I started The Hook Boston back in 2015, been talking Boston sports since 2012.
editors note: this was not written by Uncle E. It was written by The Hook Nate. There is zero chance I’m reformatting this again. Carry forward:
There has long been a debate about whether college athletes, specifically those who generate revenue for their school should be compensated. Critics say, a free education is enough of a benefit. Others say, well coaches make millions of dollars, institutions even more (if the program is successful anyway) – why don’t the ones risking their bodies get a cut of the pie?
Well, the state of California agrees with the latter. They have passed a bill that would see college athletes be able to make money off their likeness, beginning in 2023 –along with states like NY, PA, and FL closely behind. In Florida’s case, they want to be able to do it starting next year.

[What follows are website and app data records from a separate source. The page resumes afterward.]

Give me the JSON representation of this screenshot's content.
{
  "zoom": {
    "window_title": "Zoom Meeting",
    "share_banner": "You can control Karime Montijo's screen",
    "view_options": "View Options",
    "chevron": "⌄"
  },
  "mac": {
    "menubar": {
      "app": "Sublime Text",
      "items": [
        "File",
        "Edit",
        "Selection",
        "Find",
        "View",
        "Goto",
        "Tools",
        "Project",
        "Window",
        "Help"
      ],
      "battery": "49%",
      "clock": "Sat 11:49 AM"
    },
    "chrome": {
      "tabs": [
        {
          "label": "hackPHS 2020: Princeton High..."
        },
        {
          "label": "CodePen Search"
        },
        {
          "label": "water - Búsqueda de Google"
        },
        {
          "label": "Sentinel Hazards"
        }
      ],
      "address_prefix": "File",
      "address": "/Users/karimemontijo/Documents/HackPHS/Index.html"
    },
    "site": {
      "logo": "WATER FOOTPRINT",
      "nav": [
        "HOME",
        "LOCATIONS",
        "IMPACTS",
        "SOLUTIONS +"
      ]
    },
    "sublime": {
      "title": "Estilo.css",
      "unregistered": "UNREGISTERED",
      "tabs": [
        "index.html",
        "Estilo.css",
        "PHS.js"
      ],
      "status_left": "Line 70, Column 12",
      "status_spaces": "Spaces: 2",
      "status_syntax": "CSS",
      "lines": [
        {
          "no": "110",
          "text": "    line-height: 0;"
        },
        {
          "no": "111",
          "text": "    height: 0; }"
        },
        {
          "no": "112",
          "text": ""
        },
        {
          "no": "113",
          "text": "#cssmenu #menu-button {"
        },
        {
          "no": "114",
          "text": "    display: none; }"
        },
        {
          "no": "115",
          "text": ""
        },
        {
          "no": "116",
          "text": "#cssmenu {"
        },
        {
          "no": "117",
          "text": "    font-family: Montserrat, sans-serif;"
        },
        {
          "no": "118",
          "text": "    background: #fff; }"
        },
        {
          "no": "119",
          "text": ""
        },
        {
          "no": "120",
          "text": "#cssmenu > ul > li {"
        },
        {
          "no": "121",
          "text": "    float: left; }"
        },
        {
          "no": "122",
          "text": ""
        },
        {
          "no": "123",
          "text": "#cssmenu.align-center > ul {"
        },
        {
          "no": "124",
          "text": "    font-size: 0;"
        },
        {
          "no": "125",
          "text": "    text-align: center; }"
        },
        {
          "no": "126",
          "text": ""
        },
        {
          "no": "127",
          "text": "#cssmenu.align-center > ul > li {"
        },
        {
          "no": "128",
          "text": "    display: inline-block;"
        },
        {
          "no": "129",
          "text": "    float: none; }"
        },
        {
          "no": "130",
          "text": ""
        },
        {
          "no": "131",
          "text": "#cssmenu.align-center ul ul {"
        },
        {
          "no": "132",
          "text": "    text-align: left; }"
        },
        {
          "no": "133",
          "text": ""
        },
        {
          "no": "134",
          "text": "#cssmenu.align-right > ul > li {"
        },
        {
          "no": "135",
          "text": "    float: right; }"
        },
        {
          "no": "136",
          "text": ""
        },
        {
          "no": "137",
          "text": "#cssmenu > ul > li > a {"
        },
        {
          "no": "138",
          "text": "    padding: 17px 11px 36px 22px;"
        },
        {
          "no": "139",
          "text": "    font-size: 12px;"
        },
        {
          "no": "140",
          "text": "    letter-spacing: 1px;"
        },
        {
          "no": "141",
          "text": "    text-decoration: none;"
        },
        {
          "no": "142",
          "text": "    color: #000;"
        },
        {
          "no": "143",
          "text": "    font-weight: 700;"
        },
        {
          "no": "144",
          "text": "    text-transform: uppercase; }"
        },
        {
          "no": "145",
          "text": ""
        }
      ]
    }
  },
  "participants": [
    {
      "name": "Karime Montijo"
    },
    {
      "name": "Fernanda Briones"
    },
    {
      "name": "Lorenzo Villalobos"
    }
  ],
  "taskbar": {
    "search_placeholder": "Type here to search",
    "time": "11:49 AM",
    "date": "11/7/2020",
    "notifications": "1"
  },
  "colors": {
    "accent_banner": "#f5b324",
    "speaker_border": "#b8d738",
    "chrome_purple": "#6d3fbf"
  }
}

Let’s examine the current state. Student A plays college football/basketball at a big-time school, we’ll say Clemson for the examples sake. He is projected to be a top 10 pick in the NFL draft and he is the face of the program to which jerseys (without his name) are being sold. His face is on the cover of magazines and millions of other eyes who may have been elsewhere are now watching him play every Saturday. However, student A is not allowed to get paid to sign autographs, paid for appearances, or
receive compensation from his jersey or face being used on Phil Steele’s College Football Magazine (which sells at about $15/ea by the way). Now, education is certainly a nice perk…but the impact of this student is much larger than say a $140k tuition bill.
Student B plays video games for a living. No, really. They stream themselves playing online and get a million followers. They are the same age and go to the same school. Student B can make money off his likeness. If someone wants to put them on the cover of their magazine, or they want to host, “Fortnite Strategies with Student B!” brought to you by Sony, the rules are different. This student CAN make money off that. To the best of my knowledge no one is buying gamers jerseys (do they wear jerseys?) but sponsors pay them to use their products when playing, to wear clothing with said company, even to drink said energy drink while playing. They are profiting off their likeness and talent.
So why can’t the athlete?
It’s not a word, it’s a 4-letter acronym that equates to the devil. The NCAA. They say, “No, student A, if you do such things you are suspended and are ineligible to play.” On top of that, your team has to suffer not just because they can’t use your talent but they may be hit with postseason bans, scholarship reductions (which does nothing but hurt OTHER kids), and get hit with the dreaded, “lack of institutional control”. Ironic when considering the source of such charges.
What happens when you suppress any market where there is value? A black market emerges. If you don’t think kids right now are making money…across ALL major division 1 football and basketball programs…you’re living in a fantasy land. The FBI ended up getting many coaches fired and/or thrown in jail from shoe executives essentially buying players to go to certain universities for some form of fraud that I’m not familiar with. Reggie Bush’s family received a free house to live in Southern Cal when he played at USC. Does this look like this Clemson player got a few extra benefits?Look up $200 handshakes and SEC schools and see what you find. There are legitimately hundreds of known cases. It’s the greatest hypocrisy from an organization steeped in that and corruption from the top down. That’s another discussion that I would be happy to delve into if interested.
So what happens now? The NCAA has asked these other states to hold off, but that didn’t work with California; so it’s unlikely the other states oblige either. We will have a crazy re-distribution of talent across the country. If you are a really good player and people are going to line up to buy your autograph for $50, why aren’t you going to go to CA, NY, PA, or FL? Hell, schools like USC, Florida, Penn State, Florida State, Miami are already attractive destinations. Other compeititors that pony up more money currently (cough SEC cough) will either need to enhance their “illegal” packages or get their state legislature to pass a similar law to avoid falling behind. After all, a program like Texas, who does not have this state law as of this writing has averaged a profit of 92 MILLION dollars over the last three years. That’s not total, that’s ON AVERAGE the last three years. You really think money hungry schools are going to just simply allow the field to be tilted in such an unfair direction and cost them millions of dollars? Change will occur and it will happen fast.
As Samuel L. Jackson’s character Arnold said in Jurassic Park, “Hold onto your butts.” The dynamic of the entire college sports landscape is about to change—hopefully for the better. But it’s very possible that in two to three years, amateur athletics at the highest level will drop the façade of student athletes to reveal what it really is – a farm system for the professional sports that the colleges benefit from while all the risk is assumed by the athlete.